February 8, 2014 The Ancient Ones: Great Basin Bristlecone Pines
Story ran on Malibu Times Blog May 10, 2013
The oldest trees on Earth having been growing since before the construction of the pyramids and the advent of the written word.
The sedimentary White Mountains of east central California are home to the world’s oldest living trees – the venerable Great Basin bristlecone pines. Some of these trees have witnessed 1.6 million sunrises.
It seems fitting that the oldest trees on Earth should be living on layers of rock that started as sand and mud or shells deposited on the bottom of a shallow, warm sea 600 million years ago.
The White Mountains are the second-highest in California next to the Sierra Nevadas and the third-highest peak at 14,246 feet above sea level. Being located just east of the Sierras means that the White Mountains are dry. Most of the scant precipitation falls as snow, the remainder comes as isolated thunderstorms. From November to April the climate is inhospitable, with 100 mile-per-hour winds occurring frequently.

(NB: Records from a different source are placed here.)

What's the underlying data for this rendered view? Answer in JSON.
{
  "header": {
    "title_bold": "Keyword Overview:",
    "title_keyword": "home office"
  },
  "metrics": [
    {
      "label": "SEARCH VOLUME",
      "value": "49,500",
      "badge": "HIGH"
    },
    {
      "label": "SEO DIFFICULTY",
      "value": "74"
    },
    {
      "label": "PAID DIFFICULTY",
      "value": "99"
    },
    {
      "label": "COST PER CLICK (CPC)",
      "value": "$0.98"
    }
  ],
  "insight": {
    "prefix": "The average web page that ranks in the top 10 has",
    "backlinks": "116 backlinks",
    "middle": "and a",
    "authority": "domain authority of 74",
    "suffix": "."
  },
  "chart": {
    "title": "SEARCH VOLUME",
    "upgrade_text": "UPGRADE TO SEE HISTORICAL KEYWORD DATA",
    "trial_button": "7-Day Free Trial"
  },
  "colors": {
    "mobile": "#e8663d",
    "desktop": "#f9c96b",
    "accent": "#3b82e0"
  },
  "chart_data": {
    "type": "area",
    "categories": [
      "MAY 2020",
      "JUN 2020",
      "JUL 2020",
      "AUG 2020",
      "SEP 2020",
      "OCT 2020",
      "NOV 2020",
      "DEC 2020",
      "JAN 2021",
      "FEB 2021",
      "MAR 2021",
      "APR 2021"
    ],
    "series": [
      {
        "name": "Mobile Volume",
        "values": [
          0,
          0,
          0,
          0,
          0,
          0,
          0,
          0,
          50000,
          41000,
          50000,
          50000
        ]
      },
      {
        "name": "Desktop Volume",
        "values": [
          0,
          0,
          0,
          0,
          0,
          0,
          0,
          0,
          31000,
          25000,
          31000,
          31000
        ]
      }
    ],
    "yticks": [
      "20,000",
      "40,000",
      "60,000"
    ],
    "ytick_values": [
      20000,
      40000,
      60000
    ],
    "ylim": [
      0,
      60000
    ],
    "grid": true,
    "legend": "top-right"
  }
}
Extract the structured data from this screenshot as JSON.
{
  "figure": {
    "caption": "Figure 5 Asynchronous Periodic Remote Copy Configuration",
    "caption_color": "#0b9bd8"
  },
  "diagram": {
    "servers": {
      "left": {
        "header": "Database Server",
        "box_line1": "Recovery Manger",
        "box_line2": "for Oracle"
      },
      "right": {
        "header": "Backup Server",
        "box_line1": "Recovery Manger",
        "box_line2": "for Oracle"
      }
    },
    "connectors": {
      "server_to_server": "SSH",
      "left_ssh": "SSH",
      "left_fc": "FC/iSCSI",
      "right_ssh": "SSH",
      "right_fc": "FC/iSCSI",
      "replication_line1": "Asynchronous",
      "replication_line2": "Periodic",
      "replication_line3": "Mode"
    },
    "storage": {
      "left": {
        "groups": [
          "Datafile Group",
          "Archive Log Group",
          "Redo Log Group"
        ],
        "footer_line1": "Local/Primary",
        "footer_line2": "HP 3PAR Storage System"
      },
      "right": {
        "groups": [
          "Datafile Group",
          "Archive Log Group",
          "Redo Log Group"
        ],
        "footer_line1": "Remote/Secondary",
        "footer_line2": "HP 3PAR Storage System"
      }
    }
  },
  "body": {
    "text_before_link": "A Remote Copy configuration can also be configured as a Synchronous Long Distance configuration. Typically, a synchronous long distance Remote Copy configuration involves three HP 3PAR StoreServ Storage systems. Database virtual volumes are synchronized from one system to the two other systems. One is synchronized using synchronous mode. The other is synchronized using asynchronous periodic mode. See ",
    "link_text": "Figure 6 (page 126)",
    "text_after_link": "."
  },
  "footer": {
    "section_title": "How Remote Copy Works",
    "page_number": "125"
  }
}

At two miles above sea level the ultraviolet radiation is extreme. July and August are the hottest months, with average temperatures rarely exceeding 50 degrees (F) and precipitation is a meager 12 inches per year.
Yet despite these harsh conditions, Great Basin bristlecone pines not only stand upright but thrive where no other of their race of 80,000 species can exist.
These remarkable trees eek out an existence not for just hundreds of years, nor a thousand years, but almost 5,000 years. The oldest known tree on planet Earth lives here. He’s called Methuselah.
He’s older than the pyramids; he’s older than writing; he’s older than the first written story; in fact he was already old as the first pyramid was being constructed.
How are bristlecone pines able to live for so long? They epitomize the word thrifty. They grow for only 45 days a year and very slowly. They produce copious amounts of gooey pitch that protects them from insects and deadly fungus. They continue growing for hundreds and possibly a thousand years even when 80 percent of their bark is removed—and they still produce viable seeds. Fire does not occur in these forests because there is little wood on the floor to burn. They live for so long that the soil beneath erodes away—they outgrow their sites.
As tree scientists learn the secrets of longevity, these exquisite Great Basin bristlecone pines will surely enable humans the opportunity, should they choose, to live longer.
Bristlecone pine trees and their rings are very sensitive to rainfall, and they accurately record past climates dating back, continuously, 8,700 years.
Scientists have found unprecedented Great Basin bristlecone pine tree ring growth since the mid-1950s, compared with the previous 3,500 years. This coincides with temperatures rising 3.6 degrees across the western mountains. Over the past three and a half millennia, none of the tree-ring growth matches what has occurred over the past five and a half decades.
Global warming is extremely dangerous for these ultimate mountaintop specialists of our planet, as they only know how to make haste slowly.
These extraordinary trees—“The Ancient Ones”—are facing an uncertain future, which contradicts their role as the gatekeepers to the Holy Grail: the secret to external life.
Earth Dr Reese Halter is an award-winning broadcaster and distinguished conservation biologist. His latest book with Chris Maser is Life, The Wonder of it All
Text © by Dr Reese Halter 2014. All rights reserved.